Upon accessing the reading list, please search for the module using the module code: ENGM057
This module is designed to allow students to develop knowledge, skills and capabilities in the following areas:
Digital capabilities: uses state-of-the-art technology to complete realistic assignments Develops a good understanding of key digital tools which are used in the context of water management systems.
Sustainability: the module has a strong focus on sustainable, nature-based approaches to water resources management. The students develop a digital twin of drainage sustainable solutions for their coursework.
Resourcefulness and Resilience: this module is mostly taught through computer lab sessions where students learn to develop their models, while sharing questions with their peers and the academics. This design maximizes the opportunities for personal direct feedback, team-work, and enhances the emotional/affective dimensions of learning.
This module furthers the learning acquired at level 6 in ENG3177 and has clear links and synergies with level 7 modules as follows:
ENGM289 Global Challenges in Water and Health
ENGM036 Wastewater Treatment and Sewerage
ENGM285 Geographic Information Science and Remote Sensing
ENGM044 Dissertation Project

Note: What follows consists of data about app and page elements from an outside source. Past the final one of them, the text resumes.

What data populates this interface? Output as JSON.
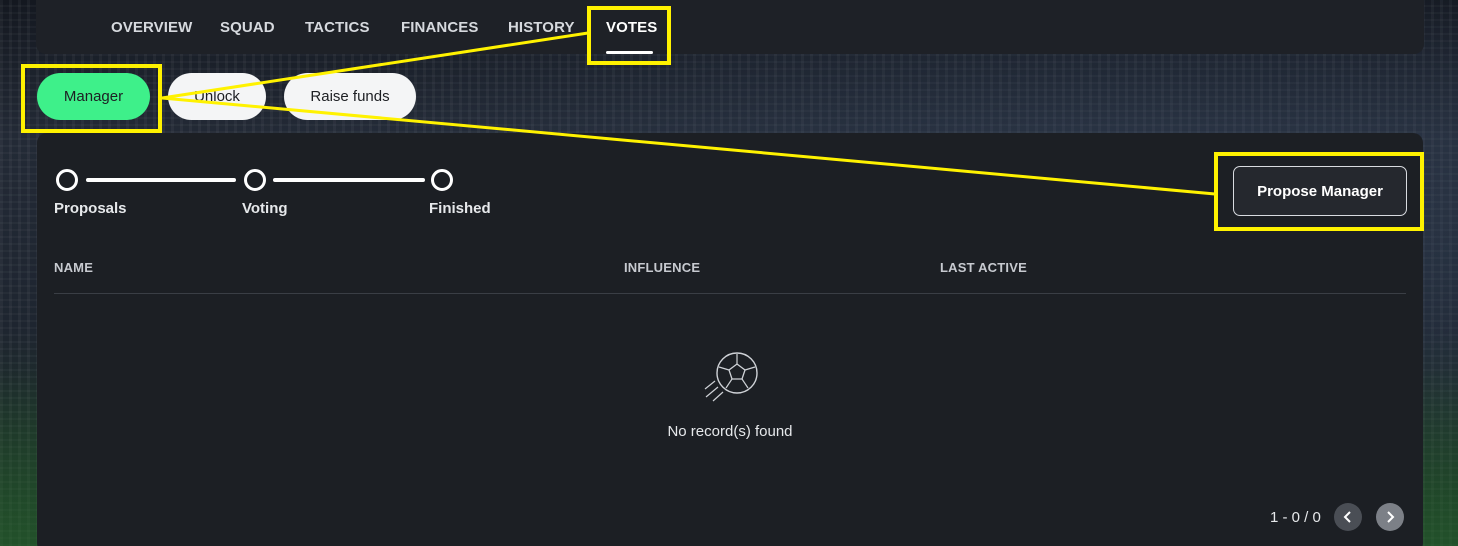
{
  "nav": {
    "tabs": [
      {
        "label": "OVERVIEW"
      },
      {
        "label": "SQUAD"
      },
      {
        "label": "TACTICS"
      },
      {
        "label": "FINANCES"
      },
      {
        "label": "HISTORY"
      },
      {
        "label": "VOTES",
        "active": true
      }
    ]
  },
  "vote_types": {
    "manager": "Manager",
    "unlock": "Unlock",
    "raise_funds": "Raise funds",
    "selected": "Manager"
  },
  "progress": {
    "steps": [
      "Proposals",
      "Voting",
      "Finished"
    ]
  },
  "actions": {
    "propose_label": "Propose Manager"
  },
  "table": {
    "columns": [
      "NAME",
      "INFLUENCE",
      "LAST ACTIVE"
    ],
    "rows": [],
    "empty_message": "No record(s) found",
    "empty_icon": "soccer-ball-icon"
  },
  "pagination": {
    "summary": "1 - 0 / 0"
  },
  "colors": {
    "accent": "#3ef08a",
    "annotation": "#fff200",
    "panel": "#1c1f24"
  }
}
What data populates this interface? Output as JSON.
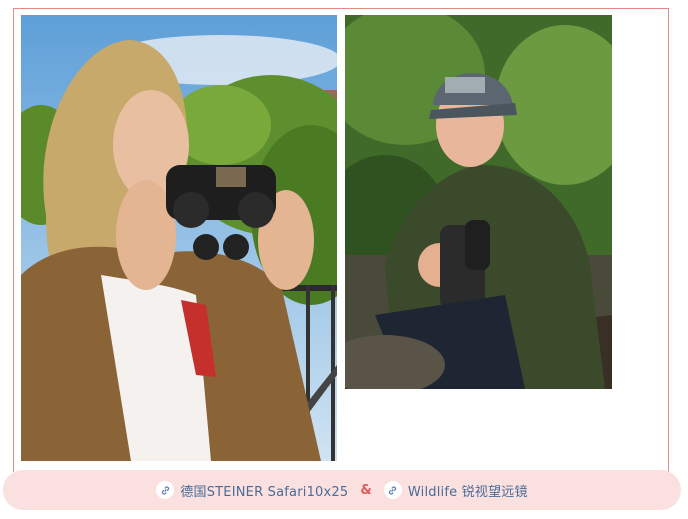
{
  "links": [
    {
      "label": "德国STEINER Safari10x25",
      "icon": "link-icon"
    },
    {
      "label": "Wildlife 锐视望远镜",
      "icon": "link-icon"
    }
  ],
  "separator": "&",
  "images": [
    {
      "name": "woman-with-binoculars-photo",
      "alt": "Woman looking through compact binoculars"
    },
    {
      "name": "man-with-binoculars-photo",
      "alt": "Man in cap holding binoculars in forest"
    }
  ],
  "colors": {
    "bar_bg": "#fbe0e0",
    "link_text": "#4a6b98",
    "separator": "#e05a5a",
    "frame": "#e58a8a"
  }
}
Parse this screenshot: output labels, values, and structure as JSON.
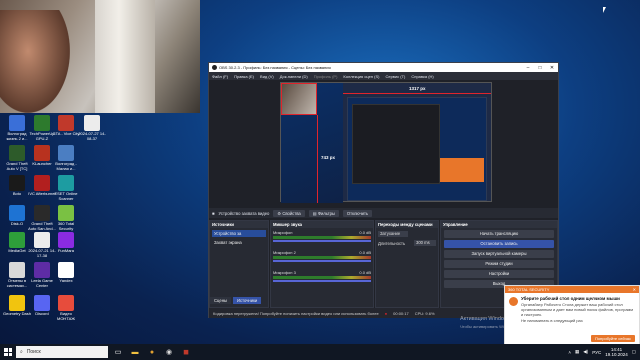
{
  "desktop_icons": [
    {
      "label": "Волгоград жизнь 2 и...",
      "color": "#3a6fd8"
    },
    {
      "label": "TechPowerUp GPU-Z",
      "color": "#2d7a2d"
    },
    {
      "label": "GTA - Vice City",
      "color": "#c0392b"
    },
    {
      "label": "2024-07-27 14-08-37",
      "color": "#ececec"
    },
    {
      "label": "Grand Theft Auto V [TC]",
      "color": "#2d5b2a"
    },
    {
      "label": "KLauncher",
      "color": "#b8321f"
    },
    {
      "label": "Волгоград - Малая и...",
      "color": "#4b7ec2"
    },
    {
      "label": "Boto",
      "color": "#1a1a1a"
    },
    {
      "label": "IVC Afterburner",
      "color": "#b21f1f"
    },
    {
      "label": "ESET Online Scanner",
      "color": "#1d9ca1"
    },
    {
      "label": "Disk-O",
      "color": "#1e73d3"
    },
    {
      "label": "Grand Theft Auto San And...",
      "color": "#2a2a2a"
    },
    {
      "label": "360 Total Security",
      "color": "#7ac143"
    },
    {
      "label": "MediaGet",
      "color": "#2e9e3a"
    },
    {
      "label": "2024-07-21 14-17-38",
      "color": "#ececec"
    },
    {
      "label": "FunMara",
      "color": "#8a2be2"
    },
    {
      "label": "Отмены в системах...",
      "color": "#d9d9d9"
    },
    {
      "label": "Leela Game Center",
      "color": "#5e2ca5"
    },
    {
      "label": "Yandex",
      "color": "#ffffff"
    },
    {
      "label": "Geometry Dash",
      "color": "#f1c40f"
    },
    {
      "label": "Discord",
      "color": "#5865f2"
    },
    {
      "label": "Видео МОНТАЖ",
      "color": "#e74c3c"
    }
  ],
  "obs": {
    "title": "OBS 30.2.3 - Профиль: Без названия - Сцены: Без названия",
    "menu": [
      "Файл (F)",
      "Правка (E)",
      "Вид (V)",
      "Док-панели (D)",
      "Профиль (P)",
      "Коллекция сцен (S)",
      "Сервис (T)",
      "Справка (H)"
    ],
    "measure_h": "1317 px",
    "measure_v": "743 px",
    "source_toolbar": {
      "source_name": "Устройство захвата видео",
      "properties": "Свойства",
      "filters": "Фильтры",
      "deactivate": "Отключить"
    },
    "scenes": {
      "header": "Источники",
      "items": [
        "Устройство за",
        "Захват экрана"
      ],
      "tab_scenes": "Сцены",
      "tab_sources": "Источники"
    },
    "mixer": {
      "header": "Микшер звука",
      "channels": [
        {
          "name": "Микрофон",
          "db": "0.0 dB"
        },
        {
          "name": "Микрофон 2",
          "db": "0.0 dB"
        },
        {
          "name": "Микрофон 3",
          "db": "0.0 dB"
        }
      ]
    },
    "transitions": {
      "header": "Переходы между сценами",
      "type_label": "Затухание",
      "duration_label": "Длительность",
      "duration_value": "300 ms"
    },
    "controls": {
      "header": "Управление",
      "buttons": [
        "Начать трансляцию",
        "Остановить запись",
        "Запуск виртуальной камеры",
        "Режим студии",
        "Настройки",
        "Выход"
      ]
    },
    "status": {
      "message": "Кодировка перегружена! Попробуйте понизить настройки видео или использовать более",
      "rec_time": "00:00:17",
      "cpu": "CPU: 9.6%",
      "fps": "60.00 / 60.00 FPS"
    }
  },
  "notification": {
    "app": "360 TOTAL SECURITY",
    "title": "Уберите рабочий стол одним щелчком мыши",
    "body": "Органайзер Рабочего Стола держит ваш рабочий стол организованным и дает вам новый поиск файлов, программ и настроек.",
    "remind": "Не напоминать в следующий раз",
    "button": "Попробуйте сейчас"
  },
  "watermark": {
    "title": "Активация Windows",
    "sub": "Чтобы активировать Windows, перейдите в раздел \"Параметры\"."
  },
  "taskbar": {
    "search_placeholder": "Поиск",
    "lang": "РУС",
    "time": "14:41",
    "date": "19.10.2024"
  }
}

Please note that the information detailed within this record is accurate at the time of publishing and may be subject to change. This record contains information for the most up to date version of the programme / module for the 2024/5 academic year.